BEGIN INFORMATION SUPPLIED

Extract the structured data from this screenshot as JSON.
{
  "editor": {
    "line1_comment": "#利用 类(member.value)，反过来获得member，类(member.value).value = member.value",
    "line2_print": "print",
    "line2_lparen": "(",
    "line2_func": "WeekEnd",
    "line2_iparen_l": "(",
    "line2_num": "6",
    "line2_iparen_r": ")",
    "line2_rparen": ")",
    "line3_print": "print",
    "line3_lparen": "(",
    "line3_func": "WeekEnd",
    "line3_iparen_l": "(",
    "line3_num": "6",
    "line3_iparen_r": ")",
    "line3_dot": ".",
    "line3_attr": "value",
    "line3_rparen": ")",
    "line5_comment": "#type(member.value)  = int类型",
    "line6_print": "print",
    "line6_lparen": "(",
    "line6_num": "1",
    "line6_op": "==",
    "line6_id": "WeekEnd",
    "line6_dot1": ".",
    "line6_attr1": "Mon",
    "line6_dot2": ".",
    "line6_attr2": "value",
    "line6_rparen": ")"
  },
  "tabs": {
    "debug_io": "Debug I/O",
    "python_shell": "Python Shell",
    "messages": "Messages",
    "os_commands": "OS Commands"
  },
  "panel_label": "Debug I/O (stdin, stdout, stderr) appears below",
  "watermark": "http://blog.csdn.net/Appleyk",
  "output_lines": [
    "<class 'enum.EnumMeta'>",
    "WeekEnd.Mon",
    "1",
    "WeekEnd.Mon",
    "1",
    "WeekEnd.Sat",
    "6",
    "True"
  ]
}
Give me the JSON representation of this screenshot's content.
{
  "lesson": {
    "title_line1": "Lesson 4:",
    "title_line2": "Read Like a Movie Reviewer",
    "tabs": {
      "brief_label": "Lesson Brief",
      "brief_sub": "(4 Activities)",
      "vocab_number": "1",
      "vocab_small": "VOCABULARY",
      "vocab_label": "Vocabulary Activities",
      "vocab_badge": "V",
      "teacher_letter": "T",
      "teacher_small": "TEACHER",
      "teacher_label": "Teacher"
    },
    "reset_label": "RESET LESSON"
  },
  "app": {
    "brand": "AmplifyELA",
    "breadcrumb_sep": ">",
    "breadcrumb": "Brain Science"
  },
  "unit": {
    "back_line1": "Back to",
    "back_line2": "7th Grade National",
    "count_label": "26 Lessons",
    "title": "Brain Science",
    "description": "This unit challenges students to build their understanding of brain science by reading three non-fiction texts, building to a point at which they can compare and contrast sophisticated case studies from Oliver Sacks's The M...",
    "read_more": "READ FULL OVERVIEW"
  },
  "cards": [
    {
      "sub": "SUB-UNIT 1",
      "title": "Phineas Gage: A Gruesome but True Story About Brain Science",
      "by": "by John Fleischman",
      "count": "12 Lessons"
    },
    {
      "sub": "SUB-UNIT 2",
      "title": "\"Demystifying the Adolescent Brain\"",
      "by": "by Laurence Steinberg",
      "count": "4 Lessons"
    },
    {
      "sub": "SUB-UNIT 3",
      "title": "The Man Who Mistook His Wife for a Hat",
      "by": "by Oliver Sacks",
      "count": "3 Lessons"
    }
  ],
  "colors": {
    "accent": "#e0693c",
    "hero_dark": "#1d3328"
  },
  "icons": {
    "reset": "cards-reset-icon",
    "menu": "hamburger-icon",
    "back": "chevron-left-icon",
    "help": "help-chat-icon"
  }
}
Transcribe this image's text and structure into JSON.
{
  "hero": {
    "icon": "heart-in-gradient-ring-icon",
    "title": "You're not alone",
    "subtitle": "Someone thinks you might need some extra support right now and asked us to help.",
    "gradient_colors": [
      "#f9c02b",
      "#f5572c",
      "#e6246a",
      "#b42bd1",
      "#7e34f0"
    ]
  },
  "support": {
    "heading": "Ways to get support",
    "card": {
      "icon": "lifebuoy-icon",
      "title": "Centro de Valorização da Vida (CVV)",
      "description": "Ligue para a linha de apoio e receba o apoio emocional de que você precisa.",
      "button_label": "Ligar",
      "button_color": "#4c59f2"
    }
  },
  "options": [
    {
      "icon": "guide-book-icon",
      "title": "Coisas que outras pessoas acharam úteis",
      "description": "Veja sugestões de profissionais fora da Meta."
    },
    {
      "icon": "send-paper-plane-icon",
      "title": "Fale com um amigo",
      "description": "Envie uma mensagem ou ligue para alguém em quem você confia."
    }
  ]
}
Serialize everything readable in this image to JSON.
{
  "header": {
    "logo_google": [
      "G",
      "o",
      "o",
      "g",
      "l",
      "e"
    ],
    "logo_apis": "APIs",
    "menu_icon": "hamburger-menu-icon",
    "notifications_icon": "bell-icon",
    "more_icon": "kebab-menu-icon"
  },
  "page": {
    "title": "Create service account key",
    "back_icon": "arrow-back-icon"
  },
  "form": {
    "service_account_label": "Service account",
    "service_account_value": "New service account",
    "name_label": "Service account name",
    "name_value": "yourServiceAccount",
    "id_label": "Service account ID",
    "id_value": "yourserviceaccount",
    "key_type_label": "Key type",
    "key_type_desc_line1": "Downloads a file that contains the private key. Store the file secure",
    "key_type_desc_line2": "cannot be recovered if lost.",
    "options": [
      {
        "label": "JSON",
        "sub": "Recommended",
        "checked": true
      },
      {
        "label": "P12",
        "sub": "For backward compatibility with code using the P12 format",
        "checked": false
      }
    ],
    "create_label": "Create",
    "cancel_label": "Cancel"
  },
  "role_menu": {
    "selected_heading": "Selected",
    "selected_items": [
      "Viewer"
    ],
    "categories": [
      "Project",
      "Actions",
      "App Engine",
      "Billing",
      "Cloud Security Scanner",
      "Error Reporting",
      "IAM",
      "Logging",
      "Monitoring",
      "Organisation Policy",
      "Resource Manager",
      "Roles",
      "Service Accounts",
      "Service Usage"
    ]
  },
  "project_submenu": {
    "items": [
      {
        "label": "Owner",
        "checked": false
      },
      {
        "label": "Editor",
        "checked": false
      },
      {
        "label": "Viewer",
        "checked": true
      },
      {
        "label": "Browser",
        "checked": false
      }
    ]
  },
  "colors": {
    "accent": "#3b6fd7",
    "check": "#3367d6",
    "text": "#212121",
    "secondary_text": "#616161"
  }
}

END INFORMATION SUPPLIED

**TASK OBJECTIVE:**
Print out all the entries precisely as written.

**REPLY TO THE EXERCISE:**
Extract the structured data from this screenshot as JSON.
{
  "editor": {
    "line1_comment": "#利用 类(member.value)，反过来获得member，类(member.value).value = member.value",
    "line2_print": "print",
    "line2_lparen": "(",
    "line2_func": "WeekEnd",
    "line2_iparen_l": "(",
    "line2_num": "6",
    "line2_iparen_r": ")",
    "line2_rparen": ")",
    "line3_print": "print",
    "line3_lparen": "(",
    "line3_func": "WeekEnd",
    "line3_iparen_l": "(",
    "line3_num": "6",
    "line3_iparen_r": ")",
    "line3_dot": ".",
    "line3_attr": "value",
    "line3_rparen": ")",
    "line5_comment": "#type(member.value)  = int类型",
    "line6_print": "print",
    "line6_lparen": "(",
    "line6_num": "1",
    "line6_op": "==",
    "line6_id": "WeekEnd",
    "line6_dot1": ".",
    "line6_attr1": "Mon",
    "line6_dot2": ".",
    "line6_attr2": "value",
    "line6_rparen": ")"
  },
  "tabs": {
    "debug_io": "Debug I/O",
    "python_shell": "Python Shell",
    "messages": "Messages",
    "os_commands": "OS Commands"
  },
  "panel_label": "Debug I/O (stdin, stdout, stderr) appears below",
  "watermark": "http://blog.csdn.net/Appleyk",
  "output_lines": [
    "<class 'enum.EnumMeta'>",
    "WeekEnd.Mon",
    "1",
    "WeekEnd.Mon",
    "1",
    "WeekEnd.Sat",
    "6",
    "True"
  ]
}
Give me the JSON representation of this screenshot's content.
{
  "lesson": {
    "title_line1": "Lesson 4:",
    "title_line2": "Read Like a Movie Reviewer",
    "tabs": {
      "brief_label": "Lesson Brief",
      "brief_sub": "(4 Activities)",
      "vocab_number": "1",
      "vocab_small": "VOCABULARY",
      "vocab_label": "Vocabulary Activities",
      "vocab_badge": "V",
      "teacher_letter": "T",
      "teacher_small": "TEACHER",
      "teacher_label": "Teacher"
    },
    "reset_label": "RESET LESSON"
  },
  "app": {
    "brand": "AmplifyELA",
    "breadcrumb_sep": ">",
    "breadcrumb": "Brain Science"
  },
  "unit": {
    "back_line1": "Back to",
    "back_line2": "7th Grade National",
    "count_label": "26 Lessons",
    "title": "Brain Science",
    "description": "This unit challenges students to build their understanding of brain science by reading three non-fiction texts, building to a point at which they can compare and contrast sophisticated case studies from Oliver Sacks's The M...",
    "read_more": "READ FULL OVERVIEW"
  },
  "cards": [
    {
      "sub": "SUB-UNIT 1",
      "title": "Phineas Gage: A Gruesome but True Story About Brain Science",
      "by": "by John Fleischman",
      "count": "12 Lessons"
    },
    {
      "sub": "SUB-UNIT 2",
      "title": "\"Demystifying the Adolescent Brain\"",
      "by": "by Laurence Steinberg",
      "count": "4 Lessons"
    },
    {
      "sub": "SUB-UNIT 3",
      "title": "The Man Who Mistook His Wife for a Hat",
      "by": "by Oliver Sacks",
      "count": "3 Lessons"
    }
  ],
  "colors": {
    "accent": "#e0693c",
    "hero_dark": "#1d3328"
  },
  "icons": {
    "reset": "cards-reset-icon",
    "menu": "hamburger-icon",
    "back": "chevron-left-icon",
    "help": "help-chat-icon"
  }
}
Transcribe this image's text and structure into JSON.
{
  "hero": {
    "icon": "heart-in-gradient-ring-icon",
    "title": "You're not alone",
    "subtitle": "Someone thinks you might need some extra support right now and asked us to help.",
    "gradient_colors": [
      "#f9c02b",
      "#f5572c",
      "#e6246a",
      "#b42bd1",
      "#7e34f0"
    ]
  },
  "support": {
    "heading": "Ways to get support",
    "card": {
      "icon": "lifebuoy-icon",
      "title": "Centro de Valorização da Vida (CVV)",
      "description": "Ligue para a linha de apoio e receba o apoio emocional de que você precisa.",
      "button_label": "Ligar",
      "button_color": "#4c59f2"
    }
  },
  "options": [
    {
      "icon": "guide-book-icon",
      "title": "Coisas que outras pessoas acharam úteis",
      "description": "Veja sugestões de profissionais fora da Meta."
    },
    {
      "icon": "send-paper-plane-icon",
      "title": "Fale com um amigo",
      "description": "Envie uma mensagem ou ligue para alguém em quem você confia."
    }
  ]
}
Serialize everything readable in this image to JSON.
{
  "header": {
    "logo_google": [
      "G",
      "o",
      "o",
      "g",
      "l",
      "e"
    ],
    "logo_apis": "APIs",
    "menu_icon": "hamburger-menu-icon",
    "notifications_icon": "bell-icon",
    "more_icon": "kebab-menu-icon"
  },
  "page": {
    "title": "Create service account key",
    "back_icon": "arrow-back-icon"
  },
  "form": {
    "service_account_label": "Service account",
    "service_account_value": "New service account",
    "name_label": "Service account name",
    "name_value": "yourServiceAccount",
    "id_label": "Service account ID",
    "id_value": "yourserviceaccount",
    "key_type_label": "Key type",
    "key_type_desc_line1": "Downloads a file that contains the private key. Store the file secure",
    "key_type_desc_line2": "cannot be recovered if lost.",
    "options": [
      {
        "label": "JSON",
        "sub": "Recommended",
        "checked": true
      },
      {
        "label": "P12",
        "sub": "For backward compatibility with code using the P12 format",
        "checked": false
      }
    ],
    "create_label": "Create",
    "cancel_label": "Cancel"
  },
  "role_menu": {
    "selected_heading": "Selected",
    "selected_items": [
      "Viewer"
    ],
    "categories": [
      "Project",
      "Actions",
      "App Engine",
      "Billing",
      "Cloud Security Scanner",
      "Error Reporting",
      "IAM",
      "Logging",
      "Monitoring",
      "Organisation Policy",
      "Resource Manager",
      "Roles",
      "Service Accounts",
      "Service Usage"
    ]
  },
  "project_submenu": {
    "items": [
      {
        "label": "Owner",
        "checked": false
      },
      {
        "label": "Editor",
        "checked": false
      },
      {
        "label": "Viewer",
        "checked": true
      },
      {
        "label": "Browser",
        "checked": false
      }
    ]
  },
  "colors": {
    "accent": "#3b6fd7",
    "check": "#3367d6",
    "text": "#212121",
    "secondary_text": "#616161"
  }
}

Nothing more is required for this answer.